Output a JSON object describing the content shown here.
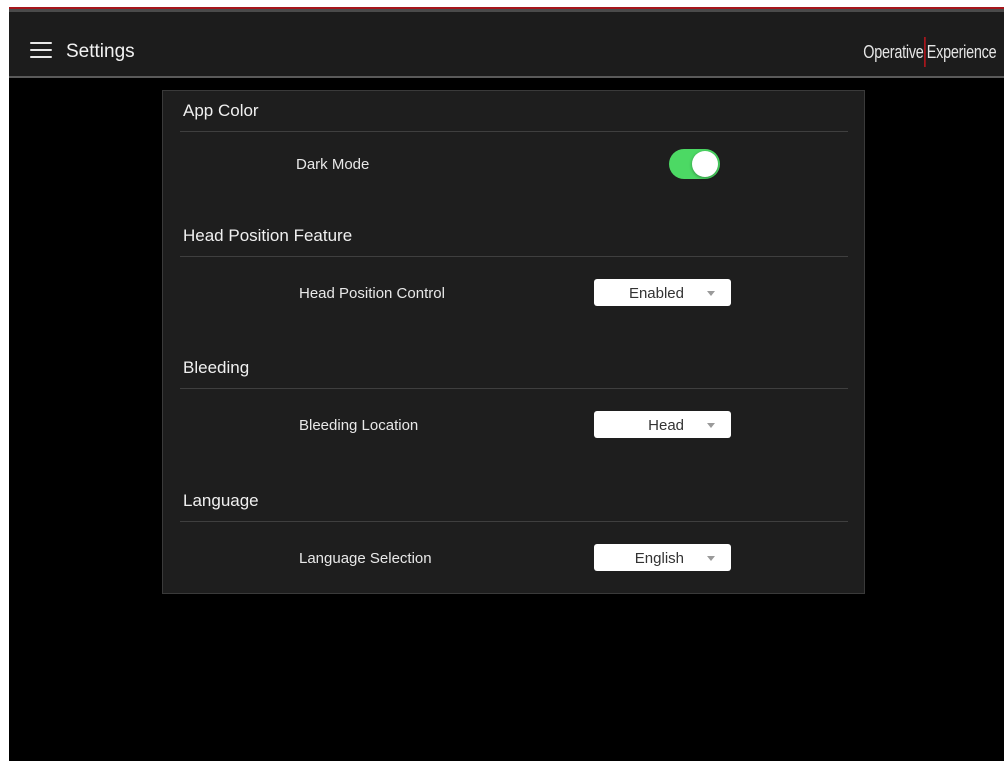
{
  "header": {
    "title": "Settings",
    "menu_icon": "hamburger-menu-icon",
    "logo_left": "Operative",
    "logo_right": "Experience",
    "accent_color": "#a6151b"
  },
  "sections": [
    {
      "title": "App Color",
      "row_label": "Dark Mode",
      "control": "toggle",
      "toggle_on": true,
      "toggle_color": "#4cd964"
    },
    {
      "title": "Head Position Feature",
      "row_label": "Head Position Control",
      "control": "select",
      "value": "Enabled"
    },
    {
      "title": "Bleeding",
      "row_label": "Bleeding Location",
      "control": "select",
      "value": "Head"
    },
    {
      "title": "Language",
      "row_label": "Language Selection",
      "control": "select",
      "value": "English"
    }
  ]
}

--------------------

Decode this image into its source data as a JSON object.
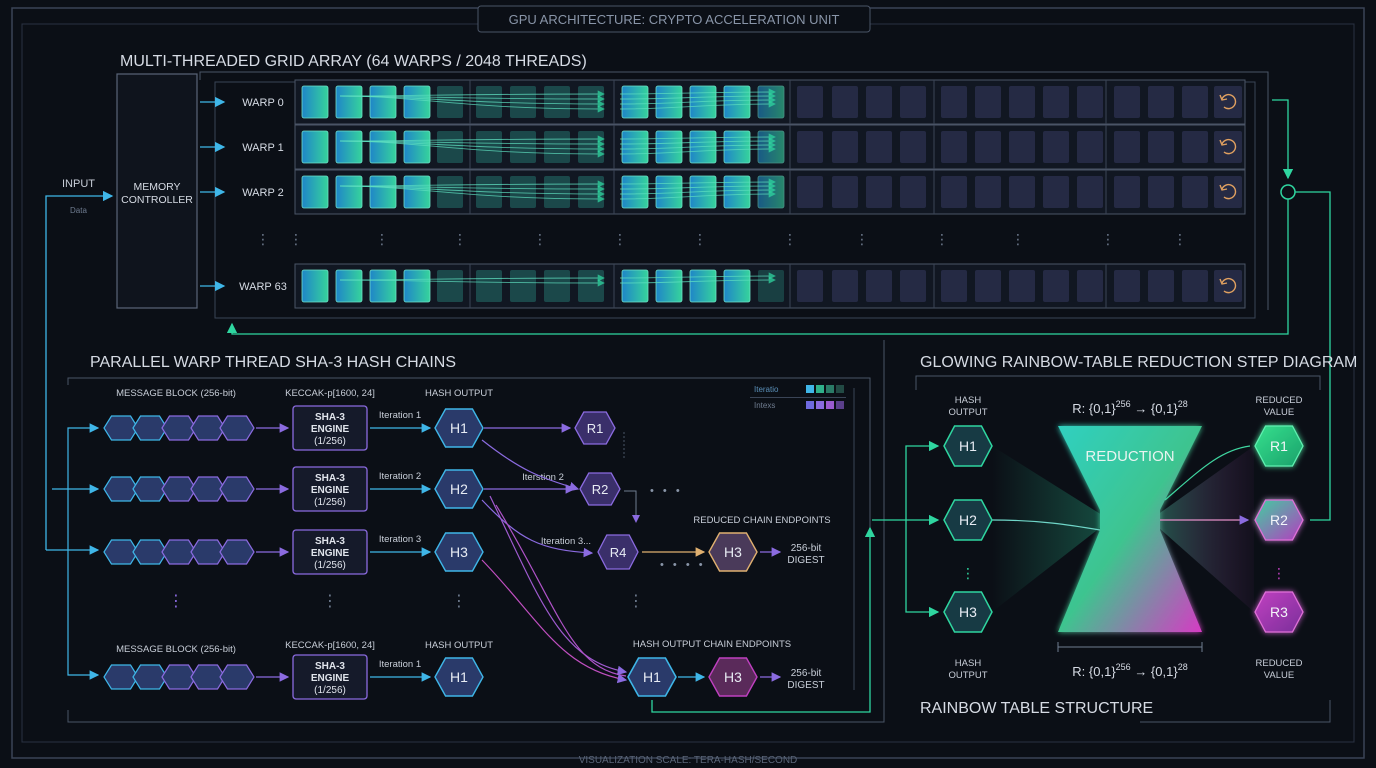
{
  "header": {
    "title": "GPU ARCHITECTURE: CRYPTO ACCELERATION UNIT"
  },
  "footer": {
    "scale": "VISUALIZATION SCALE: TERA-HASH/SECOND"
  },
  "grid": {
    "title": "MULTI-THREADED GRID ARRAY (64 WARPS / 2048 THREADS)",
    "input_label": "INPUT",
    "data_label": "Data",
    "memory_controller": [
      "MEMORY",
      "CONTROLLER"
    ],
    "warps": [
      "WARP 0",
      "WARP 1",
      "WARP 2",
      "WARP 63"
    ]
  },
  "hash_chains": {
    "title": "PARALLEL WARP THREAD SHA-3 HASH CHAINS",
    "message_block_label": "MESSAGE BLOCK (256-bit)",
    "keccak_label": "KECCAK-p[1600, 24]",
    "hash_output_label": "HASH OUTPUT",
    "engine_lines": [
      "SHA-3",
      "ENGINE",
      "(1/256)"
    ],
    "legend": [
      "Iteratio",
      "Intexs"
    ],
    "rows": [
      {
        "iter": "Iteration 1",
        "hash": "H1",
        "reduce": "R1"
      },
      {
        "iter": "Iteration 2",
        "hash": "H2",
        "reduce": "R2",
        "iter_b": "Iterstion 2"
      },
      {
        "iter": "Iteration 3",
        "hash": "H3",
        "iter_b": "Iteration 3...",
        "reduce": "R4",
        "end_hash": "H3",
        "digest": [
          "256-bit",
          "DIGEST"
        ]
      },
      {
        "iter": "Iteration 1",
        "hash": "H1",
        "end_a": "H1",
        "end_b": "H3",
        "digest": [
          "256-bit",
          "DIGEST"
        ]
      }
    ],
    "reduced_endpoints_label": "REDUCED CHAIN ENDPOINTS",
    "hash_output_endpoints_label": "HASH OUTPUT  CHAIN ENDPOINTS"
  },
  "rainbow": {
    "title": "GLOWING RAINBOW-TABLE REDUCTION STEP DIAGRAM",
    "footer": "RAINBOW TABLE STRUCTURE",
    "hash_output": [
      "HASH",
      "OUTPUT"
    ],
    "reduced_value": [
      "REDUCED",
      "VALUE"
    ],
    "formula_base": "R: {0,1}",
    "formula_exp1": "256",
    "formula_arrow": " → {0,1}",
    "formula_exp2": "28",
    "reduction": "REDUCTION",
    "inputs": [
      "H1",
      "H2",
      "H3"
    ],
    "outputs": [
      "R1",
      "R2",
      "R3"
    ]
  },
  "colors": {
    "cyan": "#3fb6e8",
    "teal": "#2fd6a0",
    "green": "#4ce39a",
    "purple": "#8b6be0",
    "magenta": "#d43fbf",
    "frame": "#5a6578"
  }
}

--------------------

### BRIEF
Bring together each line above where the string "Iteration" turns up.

### EXPECTED OUTPUT
        "iter": "Iteration 1",
        "iter": "Iteration 2",
        "iter": "Iteration 3",
        "iter_b": "Iteration 3...",
        "iter": "Iteration 1",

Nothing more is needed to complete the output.